Children love scrambling into an unseen world of these strange formations and, when you switch off the flashlights, experiencing total darkness. Naturally cool caves—the caverns here, for example, maintain a relatively stable 58 degrees year-round—can also be an inviting escape from the region’s hot summer days. Black Chasm offers a children-friendly 50-minute walking tour, as well as a self-guided tour of the Miners Trail, an aboveground path that takes you past marble formations that were exposed as a result of hydraulic mining operations.
For tamer discoveries, try gemstone mining, using screen-bottomed boxes to sift for treasures, and gold panning, which is also offered at the on-site sluice. At the gift shop and museum, many artifacts from the Gold Rush era are on display, as well as monstrous crystals and fossils.

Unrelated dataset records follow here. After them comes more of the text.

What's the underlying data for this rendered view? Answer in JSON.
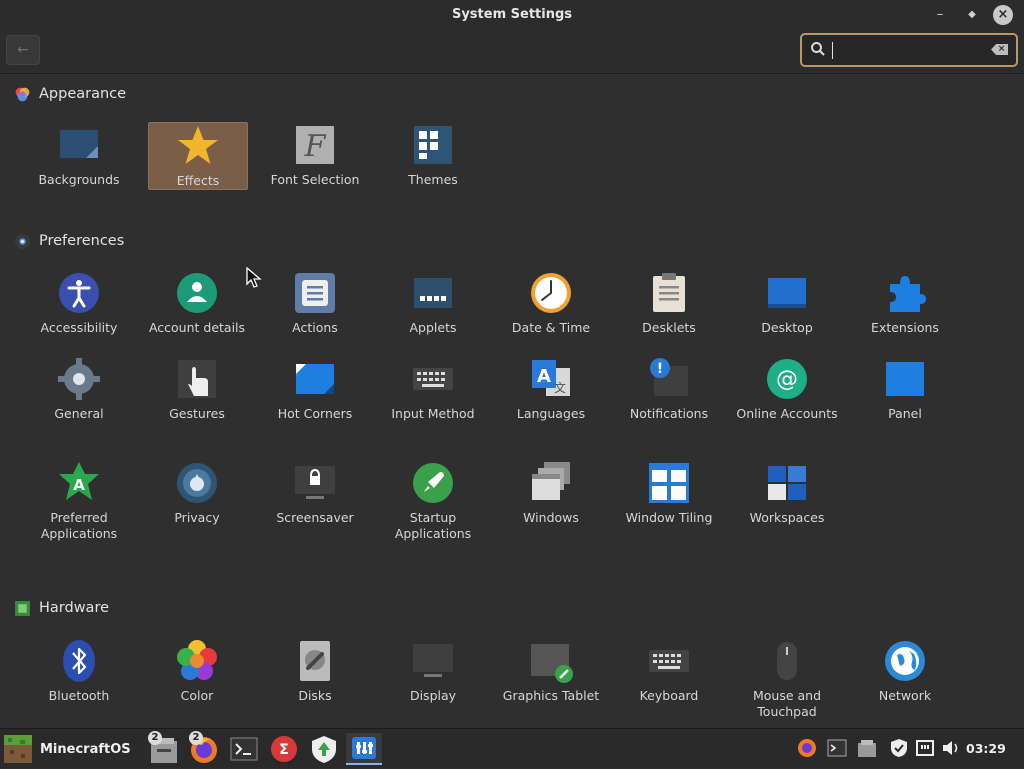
{
  "window": {
    "title": "System Settings"
  },
  "search": {
    "placeholder": "",
    "value": ""
  },
  "sections": {
    "appearance": {
      "title": "Appearance",
      "items": [
        "Backgrounds",
        "Effects",
        "Font Selection",
        "Themes"
      ]
    },
    "preferences": {
      "title": "Preferences",
      "items": [
        "Accessibility",
        "Account details",
        "Actions",
        "Applets",
        "Date & Time",
        "Desklets",
        "Desktop",
        "Extensions",
        "General",
        "Gestures",
        "Hot Corners",
        "Input Method",
        "Languages",
        "Notifications",
        "Online Accounts",
        "Panel",
        "Preferred Applications",
        "Privacy",
        "Screensaver",
        "Startup Applications",
        "Windows",
        "Window Tiling",
        "Workspaces"
      ]
    },
    "hardware": {
      "title": "Hardware",
      "items": [
        "Bluetooth",
        "Color",
        "Disks",
        "Display",
        "Graphics Tablet",
        "Keyboard",
        "Mouse and Touchpad",
        "Network"
      ]
    }
  },
  "taskbar": {
    "menu_label": "MinecraftOS",
    "files_badge": "2",
    "firefox_badge": "2",
    "clock": "03:29"
  },
  "colors": {
    "accent": "#b89868",
    "selected": "#7a5e48",
    "background": "#2f2f2f"
  }
}
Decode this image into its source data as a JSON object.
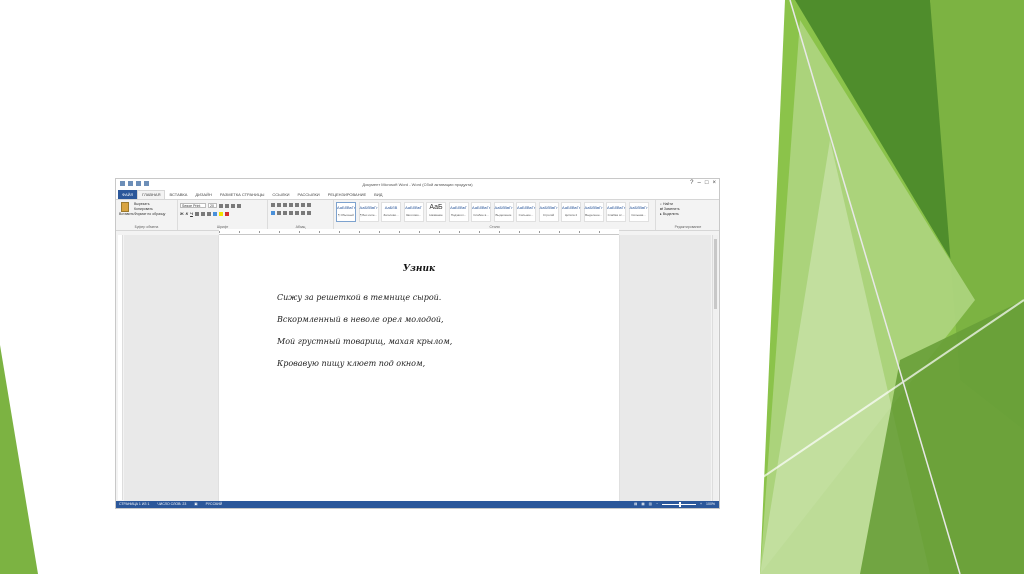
{
  "colors": {
    "word_blue": "#2b579a",
    "green_dark": "#4f8d2c",
    "green_mid": "#7cb342",
    "green_light": "#c5e1a5"
  },
  "window": {
    "title": "Документ Microsoft Word - Word (Сбой активации продукта)"
  },
  "tabs": [
    "ФАЙЛ",
    "ГЛАВНАЯ",
    "ВСТАВКА",
    "ДИЗАЙН",
    "РАЗМЕТКА СТРАНИЦЫ",
    "ССЫЛКИ",
    "РАССЫЛКИ",
    "РЕЦЕНЗИРОВАНИЕ",
    "ВИД"
  ],
  "ribbon": {
    "clipboard": {
      "paste": "Вставить",
      "cut": "Вырезать",
      "copy": "Копировать",
      "format_painter": "Формат по образцу",
      "label": "Буфер обмена"
    },
    "font": {
      "name": "Segoe Print",
      "size": "20",
      "label": "Шрифт"
    },
    "paragraph": {
      "label": "Абзац"
    },
    "styles": {
      "label": "Стили",
      "items": [
        {
          "preview": "АаБбВвГг",
          "name": "¶ Обычный"
        },
        {
          "preview": "АаБбВвГг",
          "name": "¶ Без инте..."
        },
        {
          "preview": "АаБбВ",
          "name": "Заголово..."
        },
        {
          "preview": "АаБбВвГ",
          "name": "Заголово..."
        },
        {
          "preview": "АаБ",
          "name": "Название"
        },
        {
          "preview": "АаБбВвГ",
          "name": "Подзагол..."
        },
        {
          "preview": "АаБбВвГг",
          "name": "Слабое в..."
        },
        {
          "preview": "АаБбВвГг",
          "name": "Выделение"
        },
        {
          "preview": "АаБбВвГг",
          "name": "Сильное..."
        },
        {
          "preview": "АаБбВвГг",
          "name": "Строгий"
        },
        {
          "preview": "АаБбВвГг",
          "name": "Цитата 2"
        },
        {
          "preview": "АаБбВвГг",
          "name": "Выделенн..."
        },
        {
          "preview": "АаБбВвГг",
          "name": "Слабая сс..."
        },
        {
          "preview": "АаБбВвГг",
          "name": "Сильная..."
        }
      ]
    },
    "editing": {
      "find": "Найти",
      "replace": "Заменить",
      "select": "Выделить",
      "label": "Редактирование"
    }
  },
  "document": {
    "title": "Узник",
    "lines": [
      "Сижу за решеткой в темнице сырой.",
      "Вскормленный в неволе орел молодой,",
      "Мой грустный товарищ, махая крылом,",
      "Кровавую пищу клюет под окном,"
    ]
  },
  "statusbar": {
    "page": "СТРАНИЦА 1 ИЗ 1",
    "words": "ЧИСЛО СЛОВ: 23",
    "language": "РУССКИЙ",
    "zoom": "100%"
  }
}
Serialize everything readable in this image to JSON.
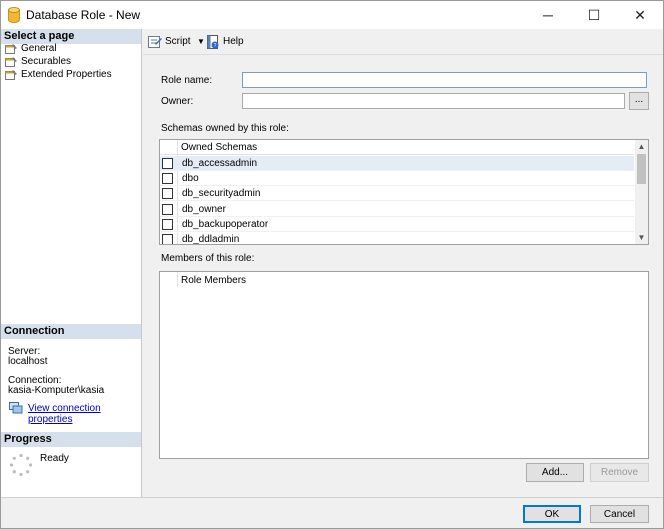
{
  "window": {
    "title": "Database Role - New",
    "minimize_glyph": "─",
    "maximize_glyph": "☐",
    "close_glyph": "✕"
  },
  "left_panel": {
    "select_page_header": "Select a page",
    "pages": [
      {
        "label": "General",
        "icon": "wrench-page-icon"
      },
      {
        "label": "Securables",
        "icon": "wrench-page-icon"
      },
      {
        "label": "Extended Properties",
        "icon": "wrench-page-icon"
      }
    ],
    "connection_header": "Connection",
    "server_label": "Server:",
    "server_value": "localhost",
    "connection_label": "Connection:",
    "connection_value": "kasia-Komputer\\kasia",
    "view_connection_link": "View connection properties",
    "progress_header": "Progress",
    "progress_status": "Ready"
  },
  "toolbar": {
    "script_label": "Script",
    "help_label": "Help"
  },
  "general": {
    "role_name_label": "Role name:",
    "role_name_value": "",
    "owner_label": "Owner:",
    "owner_value": "",
    "browse_label": "...",
    "schemas_label": "Schemas owned by this role:",
    "schemas_header": "Owned Schemas",
    "schemas": [
      {
        "name": "db_accessadmin",
        "checked": false,
        "selected": true
      },
      {
        "name": "dbo",
        "checked": false,
        "selected": false
      },
      {
        "name": "db_securityadmin",
        "checked": false,
        "selected": false
      },
      {
        "name": "db_owner",
        "checked": false,
        "selected": false
      },
      {
        "name": "db_backupoperator",
        "checked": false,
        "selected": false
      },
      {
        "name": "db_ddladmin",
        "checked": false,
        "selected": false
      }
    ],
    "members_label": "Members of this role:",
    "members_header": "Role Members",
    "members": [],
    "add_label": "Add...",
    "remove_label": "Remove"
  },
  "dialog_buttons": {
    "ok_label": "OK",
    "cancel_label": "Cancel"
  },
  "colors": {
    "section_header_bg": "#d6e0ec",
    "link": "#0000cc",
    "accent": "#0078d7"
  }
}
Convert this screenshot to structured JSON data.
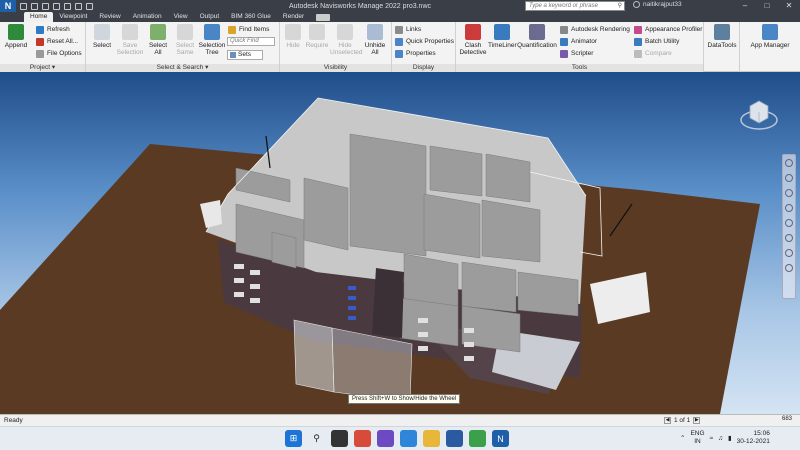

While in the area, leave time to visit Indian Grinding Rock State Historic Park, located just a mile and a half down the road. Created to preserve a huge outcropping of stone with 1,185 mortar holes ground into it by Native Americans, the park also has a regional Native American museum and a recreated Miwok village, complete with a ceremonial roundhouse.